COLOR – It is noteworthy that Biblical Hebrew contains no term to express that property of light known as color. When a Hebrew writer wishes to compare an object with another in respect to color, he employs the word ("eye") or...
CURSING – The expressions used for "cursing" it in the Bible are: (1) ; (2) ; (3) (verb and noun) and ; (4) ; (5) (Lev. xxiv. 11, 16); (6) .In Talmudie literature occur the terms: , , (Sanh. ix. 11), which the Jerusalem Talmud (ad loc.)...
DARIUS III – Biblical Data: Last King of Persia; reigned from 336 to 330 B.C.; conquered by Alexander the Great. He is probably the "Darius the Persian," with whose reign the record of the priestly heads of families mentioned in Nehemiah...
DINAH – Biblical. Data: "Dinah" is the name of Jacob's daughter by Leah (Gen. xxx. 21). Shechem, the son of Hamor the Hivite, seduces her while she is visiting "to see the daughters of the land" (Gen. xxxiv. 1-31). Though he is anxious...
ERNESTI, JOHANN AUGUST – Protestant theologian; classical scholar; born Aug. 4, 1707, at Tennstädt, Thuringia; died 1781 at Leipsic, in the university of which city he was professor of classical literature, rhetoric, and theology. Ernesti did good...
FAGIUS, PAUL (Paul Büchlein) – Christian Hebraist; born at Rheinzabern, in the Kurpfalz, 1504; died at Cambridge, England, Nov. 13, 1549. He studied at the universities of Heidelberg and Strasburg, and became successively pastor at Isny, professor and...
FATHER – The word denotes primarily the begetter or genitor of an individual. In a looser sense it is used to designate the grandfather or remoter progenitor in general; also the head of the household, family, or clan; or the originator...
GEMAṬRIA – A cryptograph which gives, instead of the intended word, its numerical value, or a cipher produced by the permutation of letters. The term first occurs in literature in the twenty-ninth of the thirty-two hermeneutic rules of R....

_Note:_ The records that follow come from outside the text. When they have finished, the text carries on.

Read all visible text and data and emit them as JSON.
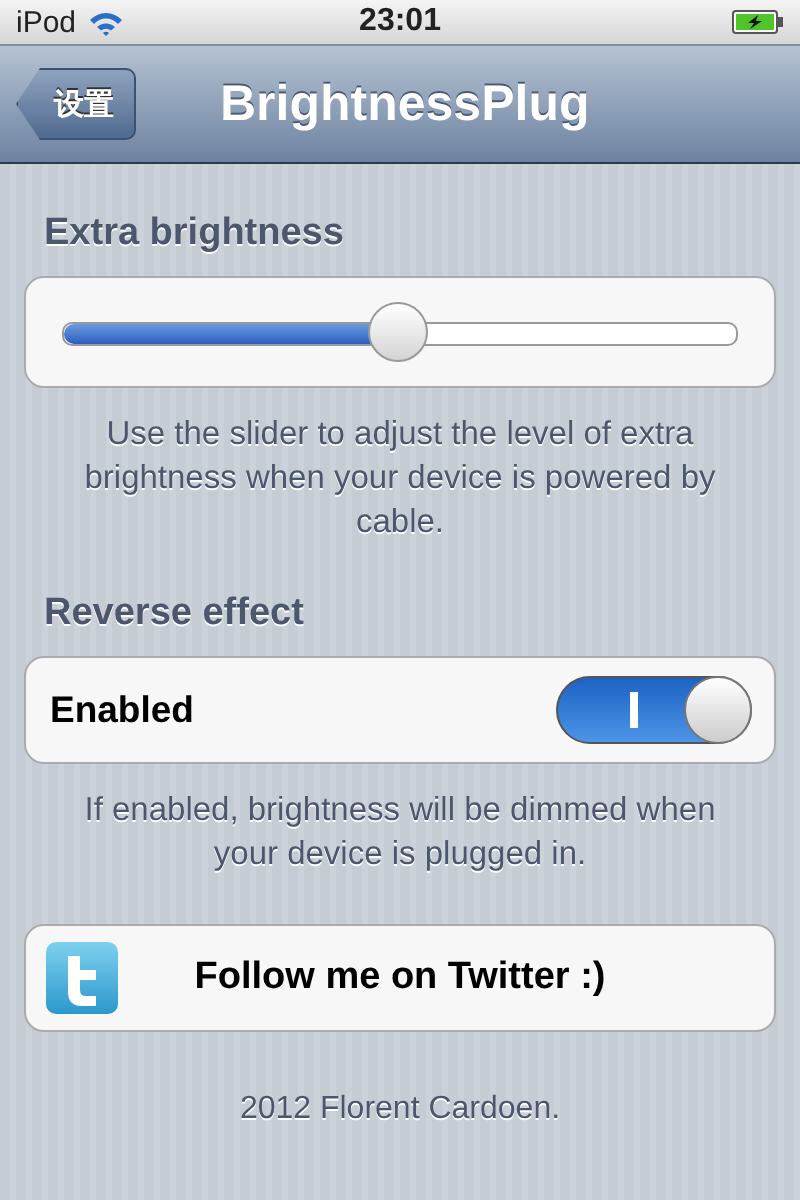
{
  "status_bar": {
    "carrier": "iPod",
    "time": "23:01",
    "charging": true
  },
  "nav_bar": {
    "back_button": "设置",
    "title": "BrightnessPlug"
  },
  "sections": [
    {
      "kind": "slider",
      "header": "Extra brightness",
      "level": 0.5,
      "footer": "Use the slider to adjust the level of extra brightness when your device is powered by cable."
    },
    {
      "kind": "switch",
      "header": "Reverse effect",
      "label": "Enabled",
      "on": true,
      "footer": "If enabled, brightness will be dimmed when your device is plugged in."
    },
    {
      "kind": "button",
      "label": "Follow me on Twitter :)"
    }
  ],
  "credit": "2012 Florent Cardoen."
}
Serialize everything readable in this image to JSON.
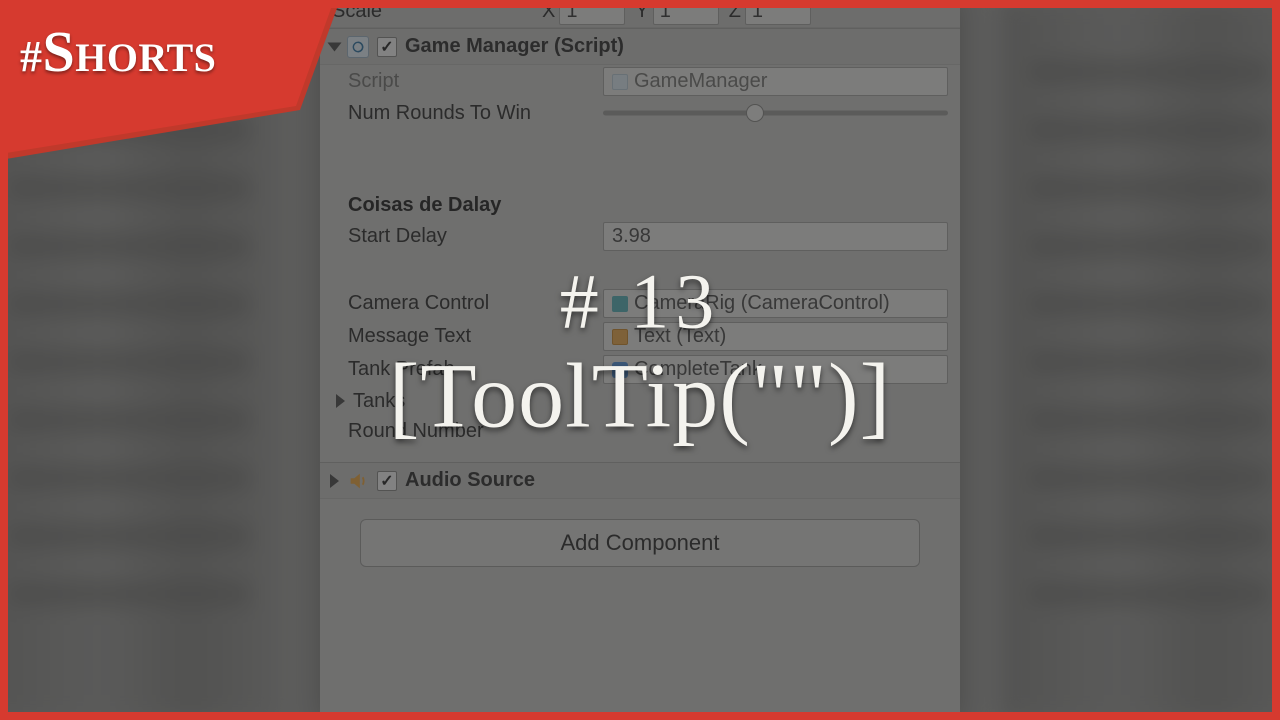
{
  "badge": {
    "hash": "#",
    "first": "S",
    "rest": "HORTS"
  },
  "scale_row": {
    "label": "Scale",
    "x_label": "X",
    "x": "1",
    "y_label": "Y",
    "y": "1",
    "z_label": "Z",
    "z": "1"
  },
  "gm": {
    "title": "Game Manager (Script)",
    "script_label": "Script",
    "script_value": "GameManager",
    "rounds_label": "Num Rounds To Win",
    "slider_pct": 44
  },
  "delay": {
    "header": "Coisas de Dalay",
    "start_label": "Start Delay",
    "start_value": "3.98"
  },
  "refs": {
    "camera_label": "Camera Control",
    "camera_value": "CameraRig (CameraControl)",
    "message_label": "Message Text",
    "message_value": "Text (Text)",
    "prefab_label": "Tank Prefab",
    "prefab_value": "CompleteTank",
    "tanks_label": "Tanks",
    "round_label": "Round Number"
  },
  "audio": {
    "title": "Audio Source"
  },
  "add_component": "Add Component",
  "overlay": {
    "num": "# 13",
    "tip": "[ToolTip(\"\")]"
  }
}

ḤAYYUJ, JUDAH B. DAVID (Abu Zakariyya Yaḥya ibn Daud) – Father of Scientific Hebrew Grammar. Spanish-Hebrew grammarian; born in Fez, Morocco, about 950. At an early age he went to Cordova, where he seems to have remained till his death, which occurred early in the eleventh century....
HEBREW LANGUAGE – Name. The designation "Hebrew language" for the language in which are written the Old Testament (with the exception of Ezra iv. 8-vi. 18; Dan. ii. 4 [after the fourth word]-vii. 38; Jer. x. 11; and a proper name in Gen. xxxi....
IBN BAL'AM, ABU ZAKARYA YAḤYA (R. JUDAH) – Hebrew grammarian of Toledo, Spain, about 1070-90. In the introduction to his "Moznayim" Abraham ibn Ezra mentions Ibn Bal'am among the early masters of Hebrew grammar, and Moses ibn Ezra, in his "Kitab al-Muḥaḍarah," gives the...
ḲALIR, ELEAZAR – Place and Date Doubtful. One of the earliest and the most prolific of the payyeṭanim or liturgical poets. In the acrostics of his hymns he usually signs his father's name , but three times he writes . Eleazar's name, home ( ),...
ḲIMḤI – Name of a family of scholars, the earliest known members of which lived at the end of the eleventh and in the twelfth century. The name was so common that it was used by R. Michael in his "Seder ha-Geṭ" as a paradigm word. It is...
ḲIMḤI – Name of a family of scholars, the earliest known members of which lived at the end of the eleventh and in the twelfth century. The name was so common that it was used by R. Michael in his "Seder ha-Geṭ" as a paradigm word. It is...
ḲIMḤI – Name of a family of scholars, the earliest known members of which lived at the end of the eleventh and in the twelfth century. The name was so common that it was used by R. Michael in his "Seder ha-Geṭ" as a paradigm word. It is...
LEVY, JACOB – German rabbi and lexicographer; born May, 1819, at Dabrzyze, Posen; died at Breslau Feb. 27, 1892. Having received his Talmudic education from his father, Isaac Levy, who was district rabbi at Schildberg, and from Akiba Eger, he...